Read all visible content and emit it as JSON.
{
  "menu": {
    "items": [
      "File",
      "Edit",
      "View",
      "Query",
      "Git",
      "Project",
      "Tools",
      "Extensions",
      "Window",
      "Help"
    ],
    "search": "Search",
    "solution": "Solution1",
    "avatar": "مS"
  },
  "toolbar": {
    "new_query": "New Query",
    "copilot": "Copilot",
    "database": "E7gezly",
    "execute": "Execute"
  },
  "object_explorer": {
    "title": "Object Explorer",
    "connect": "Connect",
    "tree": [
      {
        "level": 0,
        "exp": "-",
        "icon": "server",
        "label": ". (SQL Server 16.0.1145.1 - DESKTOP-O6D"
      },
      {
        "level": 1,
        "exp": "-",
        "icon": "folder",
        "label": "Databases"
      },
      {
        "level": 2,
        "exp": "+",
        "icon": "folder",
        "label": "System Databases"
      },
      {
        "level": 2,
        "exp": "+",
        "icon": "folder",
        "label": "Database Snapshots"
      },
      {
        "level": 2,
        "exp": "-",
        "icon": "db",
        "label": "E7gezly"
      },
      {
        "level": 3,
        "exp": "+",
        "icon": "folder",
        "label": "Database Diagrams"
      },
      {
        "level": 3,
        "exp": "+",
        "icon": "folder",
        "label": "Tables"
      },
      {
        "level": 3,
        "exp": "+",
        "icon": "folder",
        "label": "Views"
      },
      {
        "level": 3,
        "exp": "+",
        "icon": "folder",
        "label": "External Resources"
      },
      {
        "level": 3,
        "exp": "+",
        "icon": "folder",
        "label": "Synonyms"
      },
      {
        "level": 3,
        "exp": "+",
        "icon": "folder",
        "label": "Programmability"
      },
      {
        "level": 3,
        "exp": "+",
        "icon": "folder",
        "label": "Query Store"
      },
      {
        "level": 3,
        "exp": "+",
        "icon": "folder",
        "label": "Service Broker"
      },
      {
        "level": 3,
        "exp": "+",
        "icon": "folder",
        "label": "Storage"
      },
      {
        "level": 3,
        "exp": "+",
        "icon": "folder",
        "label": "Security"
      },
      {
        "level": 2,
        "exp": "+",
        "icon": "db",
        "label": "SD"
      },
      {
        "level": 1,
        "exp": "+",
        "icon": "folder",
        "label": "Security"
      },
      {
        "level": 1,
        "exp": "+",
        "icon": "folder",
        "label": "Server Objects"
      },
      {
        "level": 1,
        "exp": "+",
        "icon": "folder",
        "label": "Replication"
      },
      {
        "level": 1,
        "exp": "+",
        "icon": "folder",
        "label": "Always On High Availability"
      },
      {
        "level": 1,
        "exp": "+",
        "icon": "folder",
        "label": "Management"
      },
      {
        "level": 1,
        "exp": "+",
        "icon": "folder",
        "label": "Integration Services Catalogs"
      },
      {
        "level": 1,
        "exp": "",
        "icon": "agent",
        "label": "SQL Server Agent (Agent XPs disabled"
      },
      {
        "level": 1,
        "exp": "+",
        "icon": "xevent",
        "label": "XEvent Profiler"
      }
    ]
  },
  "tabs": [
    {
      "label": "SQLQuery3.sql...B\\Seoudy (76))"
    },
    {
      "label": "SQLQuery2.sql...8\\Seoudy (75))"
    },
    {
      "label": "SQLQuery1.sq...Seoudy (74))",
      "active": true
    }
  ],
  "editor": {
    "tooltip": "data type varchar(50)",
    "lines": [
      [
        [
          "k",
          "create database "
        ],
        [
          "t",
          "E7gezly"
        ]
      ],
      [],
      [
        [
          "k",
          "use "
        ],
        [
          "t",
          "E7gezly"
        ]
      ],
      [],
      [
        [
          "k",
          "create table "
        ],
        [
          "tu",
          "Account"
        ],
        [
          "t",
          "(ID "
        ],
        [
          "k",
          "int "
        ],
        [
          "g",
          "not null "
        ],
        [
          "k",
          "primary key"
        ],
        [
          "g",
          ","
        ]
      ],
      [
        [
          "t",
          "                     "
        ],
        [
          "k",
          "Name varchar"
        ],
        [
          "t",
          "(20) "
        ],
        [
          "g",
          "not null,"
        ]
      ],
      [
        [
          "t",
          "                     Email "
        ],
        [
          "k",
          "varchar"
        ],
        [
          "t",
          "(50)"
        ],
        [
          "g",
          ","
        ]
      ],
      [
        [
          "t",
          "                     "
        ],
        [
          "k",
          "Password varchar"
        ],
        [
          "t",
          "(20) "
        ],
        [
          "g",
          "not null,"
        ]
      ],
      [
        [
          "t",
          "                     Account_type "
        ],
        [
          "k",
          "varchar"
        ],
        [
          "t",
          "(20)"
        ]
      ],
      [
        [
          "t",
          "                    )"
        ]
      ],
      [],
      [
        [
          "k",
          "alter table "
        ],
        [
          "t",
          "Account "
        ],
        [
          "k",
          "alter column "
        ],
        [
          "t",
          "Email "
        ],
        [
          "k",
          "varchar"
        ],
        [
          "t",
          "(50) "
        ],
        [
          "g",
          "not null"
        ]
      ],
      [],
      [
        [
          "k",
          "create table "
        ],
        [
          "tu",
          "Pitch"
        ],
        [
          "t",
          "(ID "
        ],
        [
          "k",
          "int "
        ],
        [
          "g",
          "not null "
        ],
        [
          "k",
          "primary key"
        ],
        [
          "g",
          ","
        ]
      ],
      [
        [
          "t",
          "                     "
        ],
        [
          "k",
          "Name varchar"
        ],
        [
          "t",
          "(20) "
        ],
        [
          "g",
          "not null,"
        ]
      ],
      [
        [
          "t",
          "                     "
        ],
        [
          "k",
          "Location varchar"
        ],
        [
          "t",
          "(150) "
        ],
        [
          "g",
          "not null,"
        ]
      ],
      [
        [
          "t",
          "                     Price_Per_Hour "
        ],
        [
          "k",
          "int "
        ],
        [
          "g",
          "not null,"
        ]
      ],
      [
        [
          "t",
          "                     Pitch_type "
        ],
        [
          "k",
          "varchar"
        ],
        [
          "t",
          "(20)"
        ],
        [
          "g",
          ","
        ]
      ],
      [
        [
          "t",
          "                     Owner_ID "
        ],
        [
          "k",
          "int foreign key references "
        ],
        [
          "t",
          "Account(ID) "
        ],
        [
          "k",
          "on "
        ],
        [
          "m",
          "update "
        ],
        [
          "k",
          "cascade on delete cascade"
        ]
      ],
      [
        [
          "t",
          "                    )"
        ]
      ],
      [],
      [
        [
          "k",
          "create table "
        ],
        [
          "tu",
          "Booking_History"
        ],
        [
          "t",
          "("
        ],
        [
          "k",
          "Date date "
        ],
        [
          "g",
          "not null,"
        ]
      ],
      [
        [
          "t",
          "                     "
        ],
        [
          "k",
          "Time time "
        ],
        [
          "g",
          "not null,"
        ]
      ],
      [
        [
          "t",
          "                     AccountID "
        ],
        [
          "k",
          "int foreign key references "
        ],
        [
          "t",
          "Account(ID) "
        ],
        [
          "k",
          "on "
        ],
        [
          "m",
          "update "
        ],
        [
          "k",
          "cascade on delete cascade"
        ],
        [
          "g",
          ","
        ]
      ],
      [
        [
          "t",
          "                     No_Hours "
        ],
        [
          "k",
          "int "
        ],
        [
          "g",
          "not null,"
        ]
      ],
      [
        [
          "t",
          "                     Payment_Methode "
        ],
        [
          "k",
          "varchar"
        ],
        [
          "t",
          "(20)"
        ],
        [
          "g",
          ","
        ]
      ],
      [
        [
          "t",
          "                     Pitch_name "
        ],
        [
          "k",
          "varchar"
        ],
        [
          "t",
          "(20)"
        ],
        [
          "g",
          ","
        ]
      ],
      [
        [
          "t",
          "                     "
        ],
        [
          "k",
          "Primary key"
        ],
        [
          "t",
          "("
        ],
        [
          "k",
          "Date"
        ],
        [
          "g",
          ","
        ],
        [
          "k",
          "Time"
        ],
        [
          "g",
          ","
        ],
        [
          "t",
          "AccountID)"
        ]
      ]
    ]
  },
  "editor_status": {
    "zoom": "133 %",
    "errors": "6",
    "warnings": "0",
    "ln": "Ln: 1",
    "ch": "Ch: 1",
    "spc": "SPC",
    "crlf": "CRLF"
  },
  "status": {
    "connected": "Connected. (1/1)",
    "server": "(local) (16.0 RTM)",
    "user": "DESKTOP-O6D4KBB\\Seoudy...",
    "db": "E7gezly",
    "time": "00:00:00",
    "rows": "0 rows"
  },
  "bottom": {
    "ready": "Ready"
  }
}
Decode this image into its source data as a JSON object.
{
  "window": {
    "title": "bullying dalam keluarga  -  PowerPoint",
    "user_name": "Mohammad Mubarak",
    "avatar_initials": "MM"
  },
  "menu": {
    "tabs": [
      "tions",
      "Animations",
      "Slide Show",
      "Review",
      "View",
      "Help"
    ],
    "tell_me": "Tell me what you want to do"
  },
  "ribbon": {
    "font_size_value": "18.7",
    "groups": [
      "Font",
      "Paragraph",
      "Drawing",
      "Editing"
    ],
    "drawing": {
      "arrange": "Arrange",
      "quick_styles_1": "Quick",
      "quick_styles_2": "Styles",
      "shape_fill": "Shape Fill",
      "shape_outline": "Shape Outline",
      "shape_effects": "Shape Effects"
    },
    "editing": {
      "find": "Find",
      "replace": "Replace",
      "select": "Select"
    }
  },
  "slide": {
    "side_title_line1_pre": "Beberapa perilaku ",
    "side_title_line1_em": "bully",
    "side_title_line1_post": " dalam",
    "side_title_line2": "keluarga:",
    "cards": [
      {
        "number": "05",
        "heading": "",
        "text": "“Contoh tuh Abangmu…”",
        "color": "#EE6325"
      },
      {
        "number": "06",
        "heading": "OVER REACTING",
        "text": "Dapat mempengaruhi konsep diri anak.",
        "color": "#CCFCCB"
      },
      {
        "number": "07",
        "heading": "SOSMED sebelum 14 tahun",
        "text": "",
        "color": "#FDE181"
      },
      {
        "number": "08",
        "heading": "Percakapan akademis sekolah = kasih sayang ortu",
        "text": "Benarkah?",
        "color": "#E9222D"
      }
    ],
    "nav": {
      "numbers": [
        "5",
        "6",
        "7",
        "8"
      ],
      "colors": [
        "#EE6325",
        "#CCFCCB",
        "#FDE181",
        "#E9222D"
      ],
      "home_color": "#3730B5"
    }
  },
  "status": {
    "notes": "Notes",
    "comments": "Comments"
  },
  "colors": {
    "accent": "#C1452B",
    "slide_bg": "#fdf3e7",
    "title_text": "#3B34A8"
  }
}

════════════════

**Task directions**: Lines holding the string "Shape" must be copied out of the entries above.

**Output for this exercise**:
      "shape_fill": "Shape Fill",
      "shape_outline": "Shape Outline",
      "shape_effects": "Shape Effects"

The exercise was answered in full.